"I like the idea of restrained, private contemplation or a sense of protest – something hidden for only the wearer to see, details that perhaps others wouldn't notice at first glance." For Amber Symond of Common Hours, there is more than meets the eye to her expertly crafted garments.
Infused with sentiments of inner worlds and sweeping themes, to singularly define the Common Hours brand, at times, feels impossible. But isn't that the point? What started as intricate and luxurious robes, has morphed into evening wear for those who lean towards wearable art. The pieces are illustrated with lyrics, prose, images and art - some created in-house, others specifically licensed from artists, and impeccably crafted to the highest of standards. The result, is garments that are second to none in the Australian market. Carefully constructed in a couture-like manner, Common Hours offers the kind of exclusivity only possible with such attention to detail.
With an impressive roster of hailed and emerging Australian talent on the brand's collaborative roster - Designer Jordan Dalah, Artist Robyn Mayo and Photographer Georges Antoni - Common Hours introduces Collection II. Lensed by Georges Antoni and Jake Terry with creative by Bruna Volpi and a film by Ribal Hosn, the brand ushers in a new chapter. Below, we spoke to Symond on the brands DNA, her love of collaboration, and injecting fun into Collection II.
What was your inspiration for collection II?
My intention was/is to explore possibility based on intuition.
In this case, Collection II started with ideas around botany and entomology and the sensation that juxtaposes wet and dry in an environment. The harshness and strange beauty of the Australian landscape played an important part, as did the feeling of regeneration and possibility, a renaissance of sorts. Throughout it all, an underlying imperative of running out of time and sense of rebellion: I wanted to create a jolting, strange sense of urgency and ecstasy.
Tell me about Ribal's film - what was the intention behind the creative?
Working with our creative director Bruna Volpi and Ribal, we developed a narrative centred on otherworldly creatures flourishing in an almost inhospitable, uninhabitable environment. Principal cellist and conductor Umberto Clerici generously worked with us and created his interpretation of the score, which guides the film's tone. A sense of curiosity and the peculiar is ever-present – with a certain feeling of repression but underpinned with an underlining lust for rebellion.
In saying all of the above, I never wanted to explain the film or any of our campaigns but instead would prefer the viewer interpret it as they will. People see what they want to see.
What drew you to collaborate with Robyn Mayo and Georges Antoni for the collection?
I had something very particular in mind concerning the study of flowers and their specific placement on the garments. I am fortunate to have had our team's technical and creative skills in collaboration with photographer Georges Antoni to explore the idea and elevate and extrapolate it further. The alien-like flower photographs were specifically commissioned for the collection and were further developed and manipulated by our in-house team.

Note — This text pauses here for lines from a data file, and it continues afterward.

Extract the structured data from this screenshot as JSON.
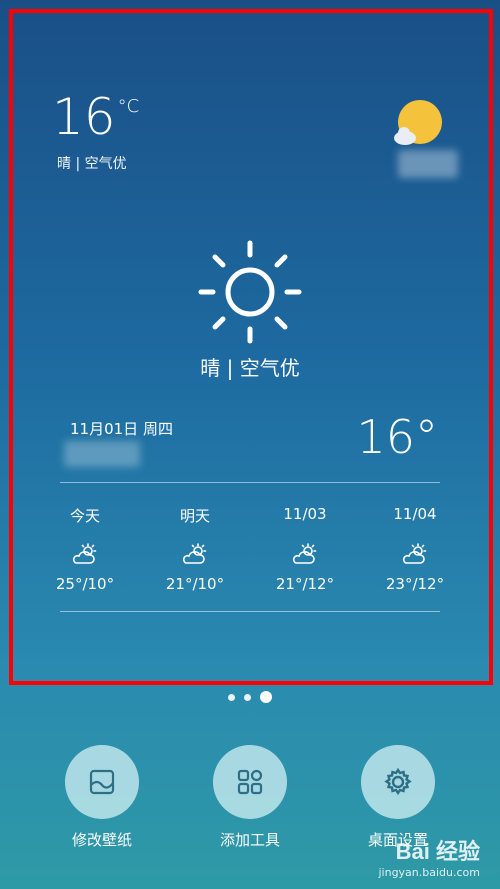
{
  "widget": {
    "top_temp": "16",
    "top_unit": "°C",
    "top_desc": "晴 | 空气优",
    "center_desc": "晴 | 空气优",
    "date": "11月01日 周四",
    "current_temp": "16°"
  },
  "forecast": [
    {
      "label": "今天",
      "temp": "25°/10°"
    },
    {
      "label": "明天",
      "temp": "21°/10°"
    },
    {
      "label": "11/03",
      "temp": "21°/12°"
    },
    {
      "label": "11/04",
      "temp": "23°/12°"
    }
  ],
  "dock": [
    {
      "label": "修改壁纸",
      "icon": "wallpaper-icon"
    },
    {
      "label": "添加工具",
      "icon": "widgets-icon"
    },
    {
      "label": "桌面设置",
      "icon": "gear-icon"
    }
  ],
  "watermark": {
    "main": "Bai 经验",
    "sub": "jingyan.baidu.com"
  },
  "colors": {
    "highlight": "#ff0000",
    "sun": "#f5c33b"
  }
}
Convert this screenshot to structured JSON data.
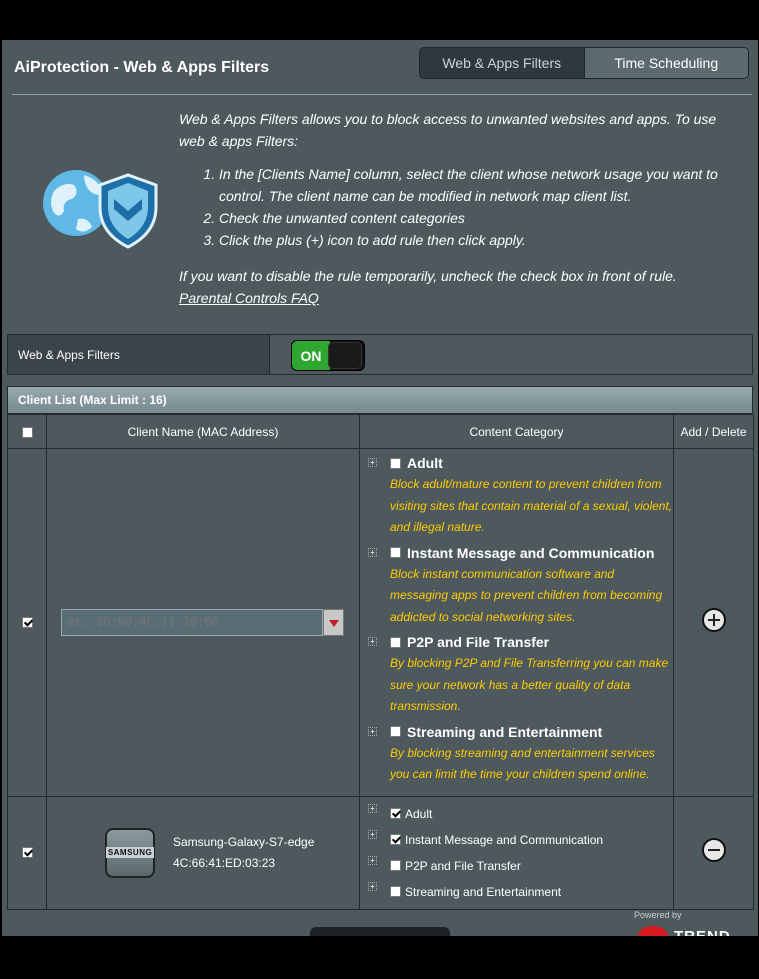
{
  "header": {
    "title": "AiProtection - Web & Apps Filters"
  },
  "tabs": [
    {
      "label": "Web & Apps Filters",
      "active": true
    },
    {
      "label": "Time Scheduling",
      "active": false
    }
  ],
  "intro": {
    "lead": "Web & Apps Filters allows you to block access to unwanted websites and apps. To use web & apps Filters:",
    "steps": [
      "In the [Clients Name] column, select the client whose network usage you want to control. The client name can be modified in network map client list.",
      "Check the unwanted content categories",
      "Click the plus (+) icon to add rule then click apply."
    ],
    "note": "If you want to disable the rule temporarily, uncheck the check box in front of rule.",
    "faq_link": "Parental Controls FAQ"
  },
  "toggle": {
    "label": "Web & Apps Filters",
    "state": "ON"
  },
  "client_list": {
    "title": "Client List (Max Limit : 16)",
    "columns": [
      "Client Name (MAC Address)",
      "Content Category",
      "Add / Delete"
    ],
    "new_rule": {
      "checked": true,
      "mac_placeholder": "ex: 00:90:4C:11:20:00",
      "categories": [
        {
          "name": "Adult",
          "desc": "Block adult/mature content to prevent children from visiting sites that contain material of a sexual, violent, and illegal nature."
        },
        {
          "name": "Instant Message and Communication",
          "desc": "Block instant communication software and messaging apps to prevent children from becoming addicted to social networking sites."
        },
        {
          "name": "P2P and File Transfer",
          "desc": "By blocking P2P and File Transferring you can make sure your network has a better quality of data transmission."
        },
        {
          "name": "Streaming and Entertainment",
          "desc": "By blocking streaming and entertainment services you can limit the time your children spend online."
        }
      ]
    },
    "rules": [
      {
        "checked": true,
        "brand": "SAMSUNG",
        "name": "Samsung-Galaxy-S7-edge",
        "mac": "4C:66:41:ED:03:23",
        "categories": [
          {
            "name": "Adult",
            "checked": true
          },
          {
            "name": "Instant Message and Communication",
            "checked": true
          },
          {
            "name": "P2P and File Transfer",
            "checked": false
          },
          {
            "name": "Streaming and Entertainment",
            "checked": false
          }
        ]
      }
    ]
  },
  "footer": {
    "powered_by": "Powered by",
    "brand": "TREND"
  },
  "colors": {
    "panel": "#4d595d",
    "accent_on": "#2fa62f",
    "desc_text": "#ffcc00"
  }
}
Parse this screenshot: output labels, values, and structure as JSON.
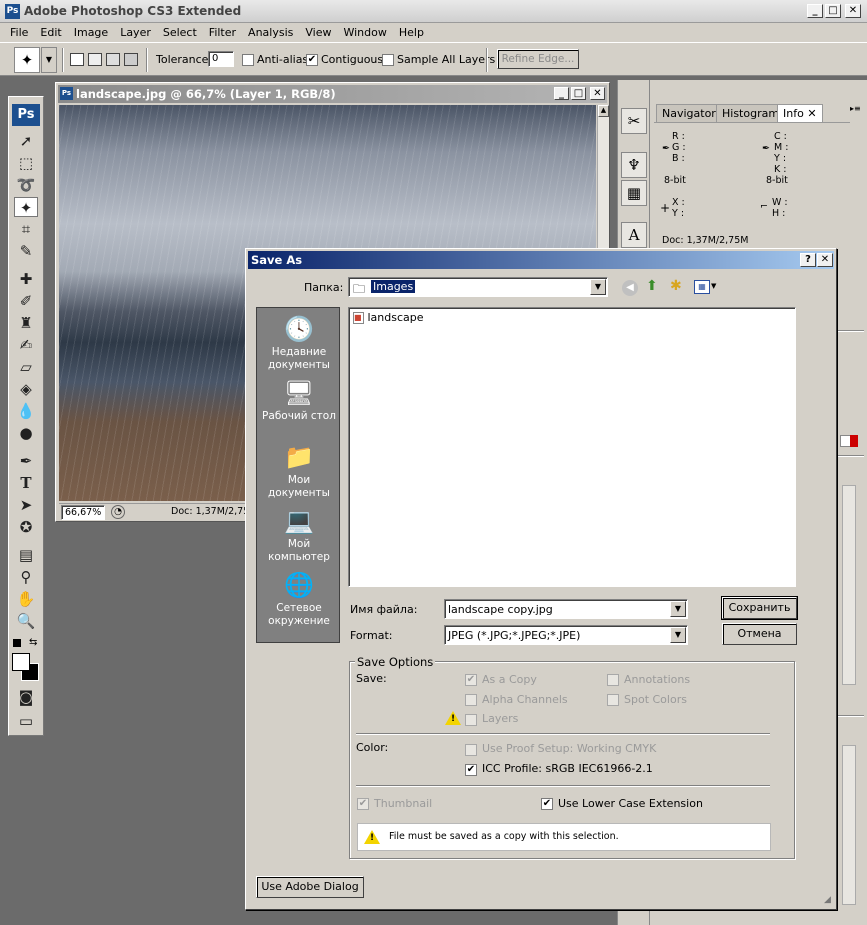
{
  "app": {
    "title": "Adobe Photoshop CS3 Extended",
    "logo": "Ps",
    "menus": [
      "File",
      "Edit",
      "Image",
      "Layer",
      "Select",
      "Filter",
      "Analysis",
      "View",
      "Window",
      "Help"
    ]
  },
  "options_bar": {
    "tolerance_label": "Tolerance:",
    "tolerance_value": "0",
    "anti_alias": "Anti-alias",
    "contiguous": "Contiguous",
    "sample_all_layers": "Sample All Layers",
    "refine_edge": "Refine Edge..."
  },
  "document": {
    "title": "landscape.jpg @ 66,7% (Layer 1, RGB/8)",
    "zoom": "66,67%",
    "doc_size": "Doc: 1,37M/2,75M"
  },
  "panels": {
    "tabs": [
      "Navigator",
      "Histogram",
      "Info"
    ],
    "active_tab": "Info",
    "info": {
      "r": "R :",
      "g": "G :",
      "b": "B :",
      "c": "C :",
      "m": "M :",
      "y": "Y :",
      "k": "K :",
      "bit_left": "8-bit",
      "bit_right": "8-bit",
      "x": "X :",
      "yy": "Y :",
      "w": "W :",
      "h": "H :",
      "doc": "Doc: 1,37M/2,75M"
    }
  },
  "dialog": {
    "title": "Save As",
    "folder_label": "Папка:",
    "folder_value": "Images",
    "file_item": "landscape",
    "places": [
      "Недавние документы",
      "Рабочий стол",
      "Мои документы",
      "Мой компьютер",
      "Сетевое окружение"
    ],
    "filename_label": "Имя файла:",
    "filename_value": "landscape copy.jpg",
    "format_label": "Format:",
    "format_value": "JPEG (*.JPG;*.JPEG;*.JPE)",
    "save_button": "Сохранить",
    "cancel_button": "Отмена",
    "save_options_title": "Save Options",
    "save_label": "Save:",
    "as_a_copy": "As a Copy",
    "annotations": "Annotations",
    "alpha_channels": "Alpha Channels",
    "spot_colors": "Spot Colors",
    "layers": "Layers",
    "color_label": "Color:",
    "use_proof_setup": "Use Proof Setup:  Working CMYK",
    "icc_profile": "ICC Profile:  sRGB IEC61966-2.1",
    "thumbnail": "Thumbnail",
    "lower_case": "Use Lower Case Extension",
    "warning": "File must be saved as a copy with this selection.",
    "adobe_dialog_button": "Use Adobe Dialog"
  }
}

I am an enormous fan of Robyn Mayo, her immersion into her art and the remarkable expeditions that she undertakes in Australia to pursue it. To this end, we added handwritten excerpts from her diary, "Vast", in our garments - the entries compiled from several of her journeys.In the end, it always goes back to that level of attention to detail and those layers of craft and artistry that touch everything that we do.
What is keeping you inspired at the moment?
Working with like-minded individuals with the same level of commitment, creativity, and persistence to pursue all possibilities keep me inspired. Chasing the fun of the 'what ifs', pushing the envelope - anything is possible, there are no rules.
What is your design process like?
It's impulsive and personal and is my best companion during the hours of insomnia.
Talk to me about your collaboration with Jordan Dalah - what was this process like?
Jordan is taking risks and goes his own way; These characteristics very much align with CH.
The ideal collaboration is the joy of working across many ideas and then realising the surprising outcomes as these intersect - this was my experience with this collaboration, and I think what our teams created was the perfect riff between brands.
The garments are highly technical and considered; what is your favourite part of the sampling process?
My favourite part…. When it works!!!!
I am not trained in design, the technicalities of it, nor understand its limitations. Therefore, I rely on sheer ignorance – there is no confidence like it!!! Much to the vexation for our design team lead by Lee Matthews, who has the harrowing task of making it happen.
Do you value tradition when it comes to designing?
I have always been drawn to and deeply affected by detail and pursuit of excellence in design and construction. We seek out and work with illustrious mills and artisans from all over the world, who preserve techniques and ways of working that are frankly precious in a modern world. Aesthetically, the past often inspires me - the restrained elegance of the 1920s, 30s, and 40s are a crucial part of the Common Hours codes. Traditional menswear, the Saville Row way, is also a personal favourite. There is much beauty, nostalgia and romance in taking time to create something exceptional. That being said, a sense of humour, individuality and fun are equally important, especially if they are personal, identifiable to the wearer.
What's next for Common Hours?
Watch the film for Collection II, below.